Below, find each line holding "true" and state how many there are, using the number alone.
BEGIN Data under study
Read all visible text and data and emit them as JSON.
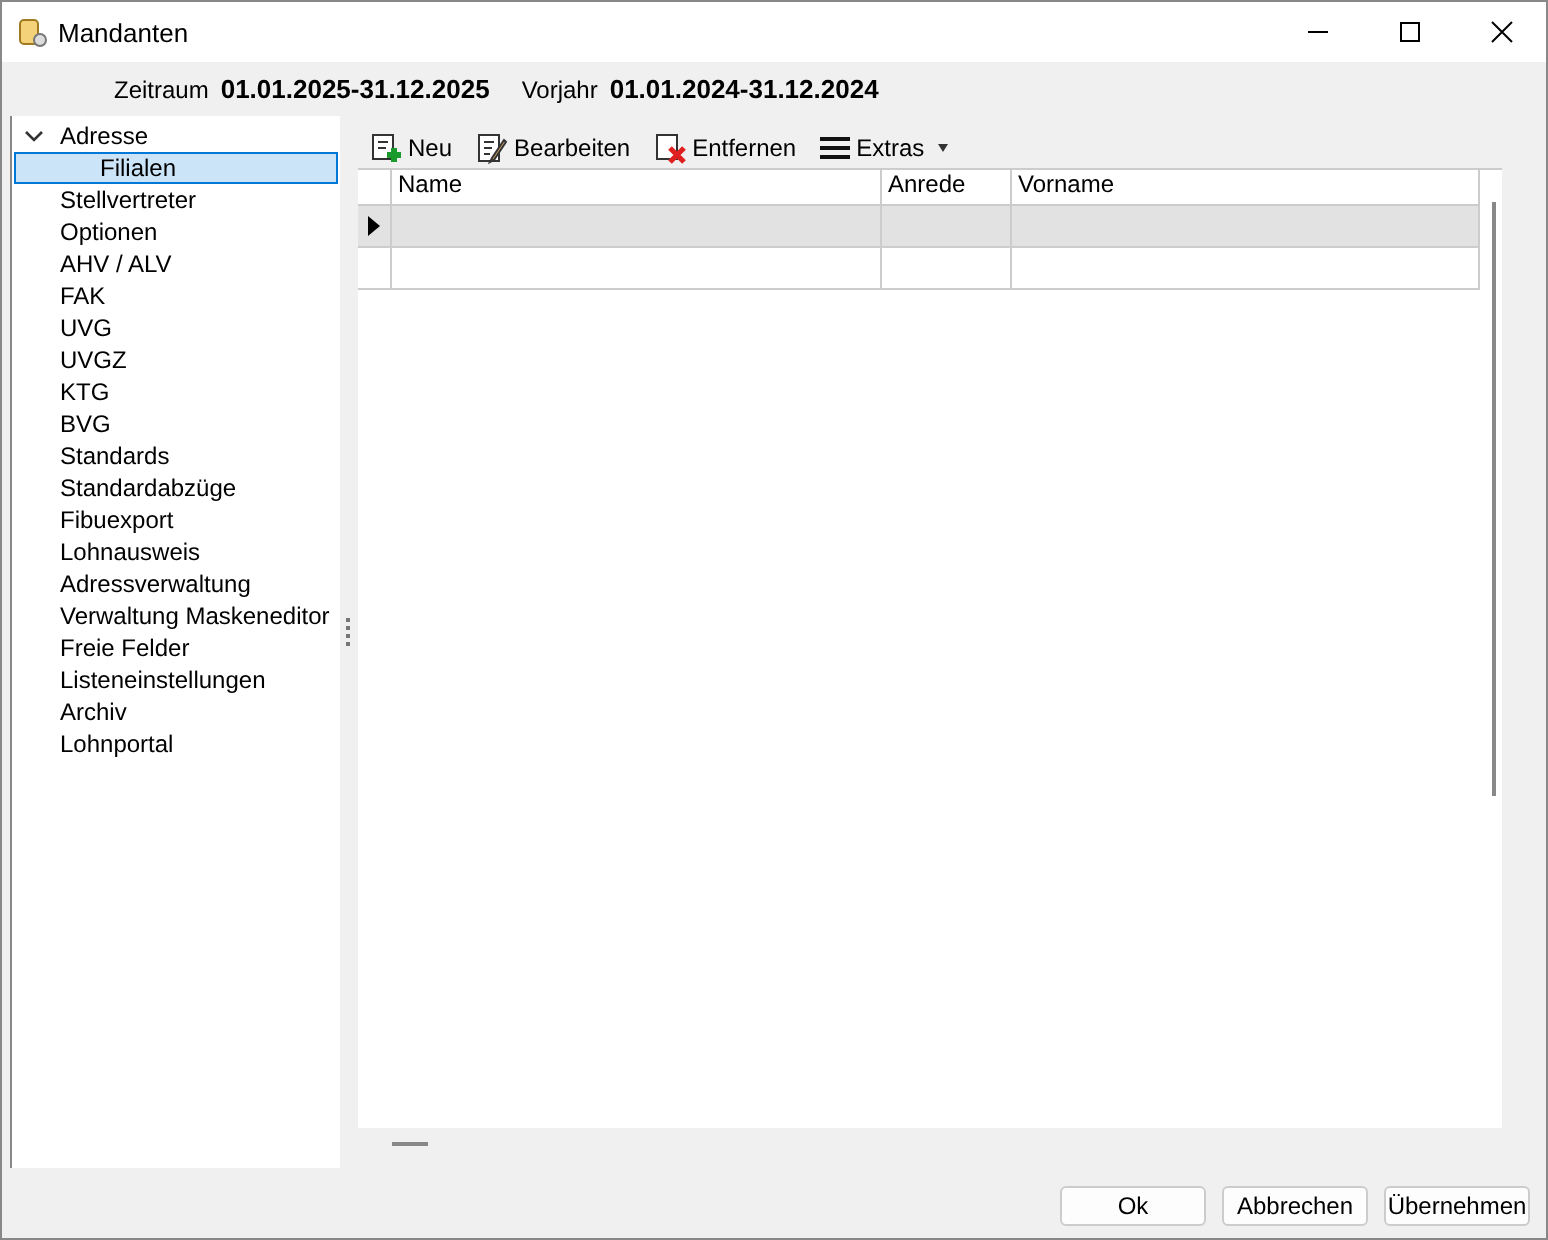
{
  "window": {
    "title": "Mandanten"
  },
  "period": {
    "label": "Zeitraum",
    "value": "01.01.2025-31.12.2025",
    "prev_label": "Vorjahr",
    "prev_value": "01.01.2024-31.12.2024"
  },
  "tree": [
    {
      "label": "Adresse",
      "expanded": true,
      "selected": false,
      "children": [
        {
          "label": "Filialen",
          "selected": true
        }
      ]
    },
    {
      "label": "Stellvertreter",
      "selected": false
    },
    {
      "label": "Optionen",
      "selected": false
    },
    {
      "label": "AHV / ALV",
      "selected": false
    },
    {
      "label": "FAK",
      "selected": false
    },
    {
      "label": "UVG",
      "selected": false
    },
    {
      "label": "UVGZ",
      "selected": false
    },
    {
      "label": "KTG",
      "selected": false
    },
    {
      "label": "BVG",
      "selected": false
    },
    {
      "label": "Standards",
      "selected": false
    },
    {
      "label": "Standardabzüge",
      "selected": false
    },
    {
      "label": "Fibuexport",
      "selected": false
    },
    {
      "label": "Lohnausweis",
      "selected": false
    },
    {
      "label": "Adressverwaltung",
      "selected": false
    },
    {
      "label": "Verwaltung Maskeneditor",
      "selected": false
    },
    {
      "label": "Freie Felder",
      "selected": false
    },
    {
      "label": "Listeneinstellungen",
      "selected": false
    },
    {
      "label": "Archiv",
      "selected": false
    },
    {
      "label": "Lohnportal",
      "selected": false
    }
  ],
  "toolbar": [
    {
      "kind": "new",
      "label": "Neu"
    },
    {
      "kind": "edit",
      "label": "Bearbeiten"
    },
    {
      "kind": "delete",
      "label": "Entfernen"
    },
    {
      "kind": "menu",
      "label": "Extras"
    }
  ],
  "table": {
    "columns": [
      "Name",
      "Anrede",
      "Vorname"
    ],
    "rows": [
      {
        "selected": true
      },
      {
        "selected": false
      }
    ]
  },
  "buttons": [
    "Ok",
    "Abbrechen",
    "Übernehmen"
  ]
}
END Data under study
* [Your response] 3